The original blog article can be found @ here.
The subject brought up in this article seem to be the case for a lot of 'stranger' talks when you bump into people.
Meeting new people seems to happen this way in nearly every daily situation. Be it at work, with new friends you’ve just met or while out and about, or acquaintances you’ve bumped into - nearly every "meeting" or a new person has a conversational flow that society seems to have put in place in a pre ordained fashion.
Some that i can instantly think of without getting to much into it:
- The weather
- Your weekend or upcoming weekend
- Relationships (in a mans case being under the thumb or in a woman’s case what the man does that annoys them)
In the real world
I once had a theory that the people who socialise well, are really just the people who have had enough of these conversations previously that they know the routine well enough to keep good conversational flow.
My partner Rachelle works as a teacher and has talked to me many times about kids with learning disabilities such as Autism. The often take things very literally when told something (don’t understand things like “get lost” as they take it as a direct command). The story goes that quite a lot of these kids grow up to be functional people suffering by learning to socialise by repetition.
ie. they learn the general flow of the conversation and the rehearsed responses and are able to then take part in these conversations by giving the learnt responses in reply to the standard questions.
As a developer a lot of the people I've worked with that have been incredibly intelligent have probably been edge cases that haven't spent a lot of time socialising or learning the importance of interaction – their conversation seems more like an Autistic child who has learnt to repeat conversations they’ve heard previously
My real question here, after taking the above article and my own observations is:

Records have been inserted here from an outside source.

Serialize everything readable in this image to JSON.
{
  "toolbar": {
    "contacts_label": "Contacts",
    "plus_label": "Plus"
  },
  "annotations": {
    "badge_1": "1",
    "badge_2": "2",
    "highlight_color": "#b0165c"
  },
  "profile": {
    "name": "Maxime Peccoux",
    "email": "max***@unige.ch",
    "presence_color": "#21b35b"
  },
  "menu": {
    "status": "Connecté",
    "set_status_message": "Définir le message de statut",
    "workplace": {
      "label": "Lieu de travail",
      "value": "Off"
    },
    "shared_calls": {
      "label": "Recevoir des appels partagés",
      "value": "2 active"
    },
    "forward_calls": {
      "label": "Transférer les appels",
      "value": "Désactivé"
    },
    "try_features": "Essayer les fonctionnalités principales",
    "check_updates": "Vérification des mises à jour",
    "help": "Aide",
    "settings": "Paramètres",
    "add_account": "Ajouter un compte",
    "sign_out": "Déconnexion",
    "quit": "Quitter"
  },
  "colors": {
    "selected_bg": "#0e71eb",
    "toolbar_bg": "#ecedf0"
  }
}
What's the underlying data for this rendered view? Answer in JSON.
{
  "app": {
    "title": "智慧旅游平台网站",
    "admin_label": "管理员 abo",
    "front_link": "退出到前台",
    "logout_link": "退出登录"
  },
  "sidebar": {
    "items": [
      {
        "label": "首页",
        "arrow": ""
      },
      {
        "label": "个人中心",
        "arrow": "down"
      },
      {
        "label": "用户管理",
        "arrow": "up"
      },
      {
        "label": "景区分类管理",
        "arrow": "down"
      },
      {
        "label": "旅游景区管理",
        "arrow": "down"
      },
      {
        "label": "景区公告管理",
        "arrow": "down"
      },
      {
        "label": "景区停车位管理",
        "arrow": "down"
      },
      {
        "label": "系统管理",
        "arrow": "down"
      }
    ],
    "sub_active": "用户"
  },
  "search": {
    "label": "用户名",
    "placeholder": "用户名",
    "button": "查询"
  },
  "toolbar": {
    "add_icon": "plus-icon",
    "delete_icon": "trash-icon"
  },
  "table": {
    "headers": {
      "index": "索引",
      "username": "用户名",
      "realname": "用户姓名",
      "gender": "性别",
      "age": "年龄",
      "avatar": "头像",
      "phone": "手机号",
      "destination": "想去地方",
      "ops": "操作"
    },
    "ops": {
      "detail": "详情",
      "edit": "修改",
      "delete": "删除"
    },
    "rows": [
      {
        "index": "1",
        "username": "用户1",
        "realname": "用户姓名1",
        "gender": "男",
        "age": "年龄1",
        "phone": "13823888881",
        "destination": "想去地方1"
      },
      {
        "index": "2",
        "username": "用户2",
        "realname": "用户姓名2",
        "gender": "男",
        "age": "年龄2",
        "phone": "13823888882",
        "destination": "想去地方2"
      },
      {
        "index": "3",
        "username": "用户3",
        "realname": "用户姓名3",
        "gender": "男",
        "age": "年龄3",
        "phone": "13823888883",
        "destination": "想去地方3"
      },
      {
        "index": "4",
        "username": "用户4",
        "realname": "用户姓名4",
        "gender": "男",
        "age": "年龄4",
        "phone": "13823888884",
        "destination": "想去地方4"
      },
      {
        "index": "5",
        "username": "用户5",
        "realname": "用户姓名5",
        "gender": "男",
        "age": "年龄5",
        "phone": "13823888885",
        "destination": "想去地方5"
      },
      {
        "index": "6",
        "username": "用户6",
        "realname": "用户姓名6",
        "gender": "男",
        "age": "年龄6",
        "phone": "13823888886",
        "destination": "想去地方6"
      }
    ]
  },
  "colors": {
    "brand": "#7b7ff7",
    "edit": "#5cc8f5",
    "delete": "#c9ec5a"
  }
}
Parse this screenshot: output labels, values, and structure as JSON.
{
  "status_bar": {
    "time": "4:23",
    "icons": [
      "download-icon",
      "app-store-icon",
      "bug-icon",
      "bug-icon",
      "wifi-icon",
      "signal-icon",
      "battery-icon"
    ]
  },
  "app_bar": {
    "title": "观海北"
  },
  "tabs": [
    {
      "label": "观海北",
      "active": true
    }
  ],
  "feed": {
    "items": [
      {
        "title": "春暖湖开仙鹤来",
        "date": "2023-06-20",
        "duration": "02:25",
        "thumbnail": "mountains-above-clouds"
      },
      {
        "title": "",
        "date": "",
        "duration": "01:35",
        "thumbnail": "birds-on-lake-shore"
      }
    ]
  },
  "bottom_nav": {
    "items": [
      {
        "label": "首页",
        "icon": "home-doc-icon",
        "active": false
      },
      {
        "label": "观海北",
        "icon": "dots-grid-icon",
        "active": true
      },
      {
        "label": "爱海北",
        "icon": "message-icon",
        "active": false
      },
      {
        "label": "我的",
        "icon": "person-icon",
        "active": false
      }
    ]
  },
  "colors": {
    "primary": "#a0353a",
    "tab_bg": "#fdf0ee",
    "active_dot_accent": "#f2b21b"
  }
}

“…Are the huge majority or conversations that people take part in, simply social interactions learnt in our overall development rather than active conversations?”
In other words: